Start of Block

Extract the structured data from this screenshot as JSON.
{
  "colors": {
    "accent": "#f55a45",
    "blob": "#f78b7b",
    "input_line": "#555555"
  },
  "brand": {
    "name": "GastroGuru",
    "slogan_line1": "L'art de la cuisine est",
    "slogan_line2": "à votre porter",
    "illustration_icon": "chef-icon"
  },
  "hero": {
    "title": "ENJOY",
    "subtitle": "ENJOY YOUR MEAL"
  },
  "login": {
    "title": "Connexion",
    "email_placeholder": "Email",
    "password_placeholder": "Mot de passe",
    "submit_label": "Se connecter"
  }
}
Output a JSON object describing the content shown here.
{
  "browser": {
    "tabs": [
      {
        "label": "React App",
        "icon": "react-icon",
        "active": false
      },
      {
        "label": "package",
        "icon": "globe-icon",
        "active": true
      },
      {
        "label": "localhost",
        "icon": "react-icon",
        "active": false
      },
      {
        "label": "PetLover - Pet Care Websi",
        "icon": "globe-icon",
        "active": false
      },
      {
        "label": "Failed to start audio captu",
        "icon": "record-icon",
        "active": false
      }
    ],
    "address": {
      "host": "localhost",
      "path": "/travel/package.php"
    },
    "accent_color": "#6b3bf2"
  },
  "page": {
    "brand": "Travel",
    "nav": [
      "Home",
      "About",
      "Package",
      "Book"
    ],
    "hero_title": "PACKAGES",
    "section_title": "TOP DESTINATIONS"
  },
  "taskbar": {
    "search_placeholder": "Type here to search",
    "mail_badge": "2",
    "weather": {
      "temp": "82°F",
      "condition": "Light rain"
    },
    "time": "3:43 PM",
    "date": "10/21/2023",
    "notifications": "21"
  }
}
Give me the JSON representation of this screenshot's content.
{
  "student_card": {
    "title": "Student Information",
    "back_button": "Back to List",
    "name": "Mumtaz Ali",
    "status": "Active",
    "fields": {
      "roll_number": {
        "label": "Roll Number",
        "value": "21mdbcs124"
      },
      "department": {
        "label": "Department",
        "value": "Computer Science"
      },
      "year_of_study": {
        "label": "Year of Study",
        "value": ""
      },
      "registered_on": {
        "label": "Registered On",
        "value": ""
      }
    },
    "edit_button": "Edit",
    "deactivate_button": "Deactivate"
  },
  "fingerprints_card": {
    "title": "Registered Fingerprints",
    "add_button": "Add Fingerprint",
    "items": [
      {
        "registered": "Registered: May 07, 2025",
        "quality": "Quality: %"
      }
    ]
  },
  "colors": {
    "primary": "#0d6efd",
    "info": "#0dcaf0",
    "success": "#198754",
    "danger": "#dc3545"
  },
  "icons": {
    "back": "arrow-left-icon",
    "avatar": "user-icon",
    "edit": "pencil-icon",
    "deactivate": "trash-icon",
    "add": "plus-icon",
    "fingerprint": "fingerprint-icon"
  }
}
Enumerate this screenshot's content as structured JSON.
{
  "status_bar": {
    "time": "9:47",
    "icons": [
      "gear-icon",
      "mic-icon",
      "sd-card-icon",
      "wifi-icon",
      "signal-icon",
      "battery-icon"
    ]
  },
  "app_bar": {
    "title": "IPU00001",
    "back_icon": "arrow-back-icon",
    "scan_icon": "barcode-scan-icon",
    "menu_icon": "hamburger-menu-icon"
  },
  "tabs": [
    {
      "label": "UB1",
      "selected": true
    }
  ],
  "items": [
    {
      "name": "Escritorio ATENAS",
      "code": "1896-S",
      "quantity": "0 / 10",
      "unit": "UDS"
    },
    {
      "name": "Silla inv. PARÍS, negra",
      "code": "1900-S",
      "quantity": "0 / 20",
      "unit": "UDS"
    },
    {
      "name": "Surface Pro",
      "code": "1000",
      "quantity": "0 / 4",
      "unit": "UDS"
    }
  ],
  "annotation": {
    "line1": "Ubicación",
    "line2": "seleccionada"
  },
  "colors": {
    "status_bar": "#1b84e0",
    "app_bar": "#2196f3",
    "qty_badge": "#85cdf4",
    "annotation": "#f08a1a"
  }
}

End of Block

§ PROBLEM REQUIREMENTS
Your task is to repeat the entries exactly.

§ SOLUTION BELOW
Extract the structured data from this screenshot as JSON.
{
  "colors": {
    "accent": "#f55a45",
    "blob": "#f78b7b",
    "input_line": "#555555"
  },
  "brand": {
    "name": "GastroGuru",
    "slogan_line1": "L'art de la cuisine est",
    "slogan_line2": "à votre porter",
    "illustration_icon": "chef-icon"
  },
  "hero": {
    "title": "ENJOY",
    "subtitle": "ENJOY YOUR MEAL"
  },
  "login": {
    "title": "Connexion",
    "email_placeholder": "Email",
    "password_placeholder": "Mot de passe",
    "submit_label": "Se connecter"
  }
}
Output a JSON object describing the content shown here.
{
  "browser": {
    "tabs": [
      {
        "label": "React App",
        "icon": "react-icon",
        "active": false
      },
      {
        "label": "package",
        "icon": "globe-icon",
        "active": true
      },
      {
        "label": "localhost",
        "icon": "react-icon",
        "active": false
      },
      {
        "label": "PetLover - Pet Care Websi",
        "icon": "globe-icon",
        "active": false
      },
      {
        "label": "Failed to start audio captu",
        "icon": "record-icon",
        "active": false
      }
    ],
    "address": {
      "host": "localhost",
      "path": "/travel/package.php"
    },
    "accent_color": "#6b3bf2"
  },
  "page": {
    "brand": "Travel",
    "nav": [
      "Home",
      "About",
      "Package",
      "Book"
    ],
    "hero_title": "PACKAGES",
    "section_title": "TOP DESTINATIONS"
  },
  "taskbar": {
    "search_placeholder": "Type here to search",
    "mail_badge": "2",
    "weather": {
      "temp": "82°F",
      "condition": "Light rain"
    },
    "time": "3:43 PM",
    "date": "10/21/2023",
    "notifications": "21"
  }
}
Give me the JSON representation of this screenshot's content.
{
  "student_card": {
    "title": "Student Information",
    "back_button": "Back to List",
    "name": "Mumtaz Ali",
    "status": "Active",
    "fields": {
      "roll_number": {
        "label": "Roll Number",
        "value": "21mdbcs124"
      },
      "department": {
        "label": "Department",
        "value": "Computer Science"
      },
      "year_of_study": {
        "label": "Year of Study",
        "value": ""
      },
      "registered_on": {
        "label": "Registered On",
        "value": ""
      }
    },
    "edit_button": "Edit",
    "deactivate_button": "Deactivate"
  },
  "fingerprints_card": {
    "title": "Registered Fingerprints",
    "add_button": "Add Fingerprint",
    "items": [
      {
        "registered": "Registered: May 07, 2025",
        "quality": "Quality: %"
      }
    ]
  },
  "colors": {
    "primary": "#0d6efd",
    "info": "#0dcaf0",
    "success": "#198754",
    "danger": "#dc3545"
  },
  "icons": {
    "back": "arrow-left-icon",
    "avatar": "user-icon",
    "edit": "pencil-icon",
    "deactivate": "trash-icon",
    "add": "plus-icon",
    "fingerprint": "fingerprint-icon"
  }
}
Enumerate this screenshot's content as structured JSON.
{
  "status_bar": {
    "time": "9:47",
    "icons": [
      "gear-icon",
      "mic-icon",
      "sd-card-icon",
      "wifi-icon",
      "signal-icon",
      "battery-icon"
    ]
  },
  "app_bar": {
    "title": "IPU00001",
    "back_icon": "arrow-back-icon",
    "scan_icon": "barcode-scan-icon",
    "menu_icon": "hamburger-menu-icon"
  },
  "tabs": [
    {
      "label": "UB1",
      "selected": true
    }
  ],
  "items": [
    {
      "name": "Escritorio ATENAS",
      "code": "1896-S",
      "quantity": "0 / 10",
      "unit": "UDS"
    },
    {
      "name": "Silla inv. PARÍS, negra",
      "code": "1900-S",
      "quantity": "0 / 20",
      "unit": "UDS"
    },
    {
      "name": "Surface Pro",
      "code": "1000",
      "quantity": "0 / 4",
      "unit": "UDS"
    }
  ],
  "annotation": {
    "line1": "Ubicación",
    "line2": "seleccionada"
  },
  "colors": {
    "status_bar": "#1b84e0",
    "app_bar": "#2196f3",
    "qty_badge": "#85cdf4",
    "annotation": "#f08a1a"
  }
}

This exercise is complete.